WHAT IS BEING ASKED
In how many lines of the data below does the word "JSON" appear? Reply with the number and nothing more.

RECORDS SHOWN

================

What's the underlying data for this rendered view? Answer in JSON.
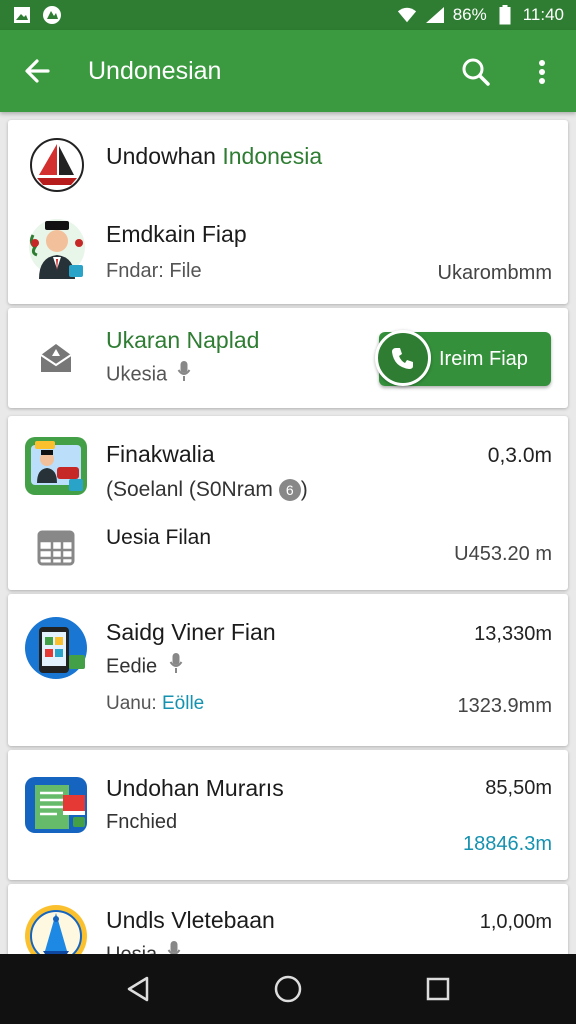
{
  "status": {
    "battery": "86%",
    "time": "11:40"
  },
  "app": {
    "title": "Undonesian"
  },
  "colors": {
    "primary": "#3b9a3f",
    "primary_dark": "#2e7d32",
    "accent_blue": "#1592b0"
  },
  "cards": [
    {
      "title_a": "Undowhan ",
      "title_b": "Indonesia",
      "name": "Emdkain Fiap",
      "sub": "Fndar: File",
      "right": "Ukarombmm",
      "icons": [
        "sailboat-icon",
        "person-avatar-icon"
      ]
    },
    {
      "name": "Ukaran Naplad",
      "sub": "Ukesia",
      "button_label": "Ireim Fiap",
      "icons": [
        "mail-icon",
        "mic-icon",
        "phone-icon"
      ]
    },
    {
      "name": "Finakwalia",
      "sub": "(Soelanl (S0Nram",
      "badge": "6",
      "right_top": "0,3.0m",
      "row2_name": "Uesia Filan",
      "row2_right": "U453.20 m",
      "icons": [
        "folder-avatar-icon",
        "table-icon"
      ]
    },
    {
      "name": "Saidg Viner Fian",
      "sub": "Eedie",
      "sub2_a": "Uanu: ",
      "sub2_b": "Eölle",
      "right_top": "13,330m",
      "right_bottom": "1323.9mm",
      "icons": [
        "phone-app-icon",
        "mic-icon"
      ]
    },
    {
      "name": "Undohan Murarıs",
      "sub": "Fnchied",
      "right_top": "85,50m",
      "right_bottom": "18846.3m",
      "icons": [
        "document-icon"
      ]
    },
    {
      "name": "Undls Vletebaan",
      "sub": "Uesia",
      "right_top": "1,0,00m",
      "icons": [
        "emblem-icon",
        "mic-icon"
      ]
    }
  ]
}
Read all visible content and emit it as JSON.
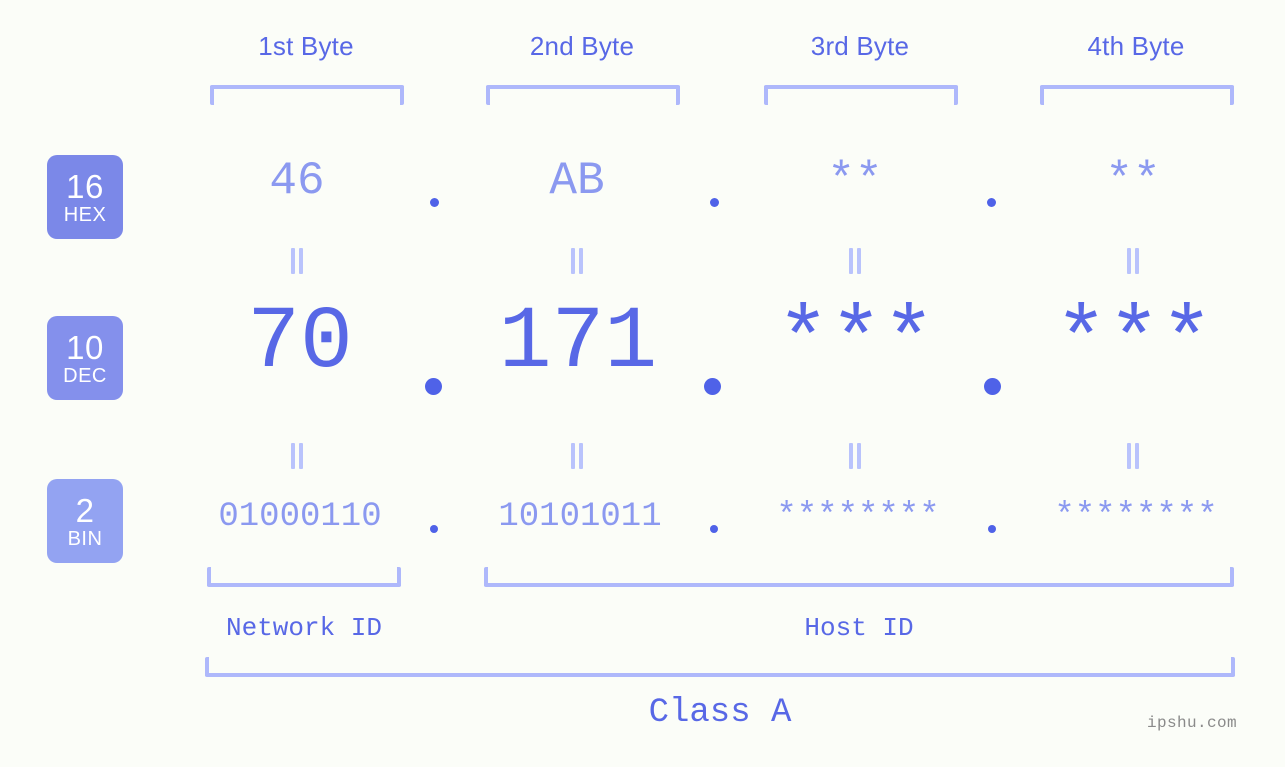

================

OUTPUT FOR THIS TASK
2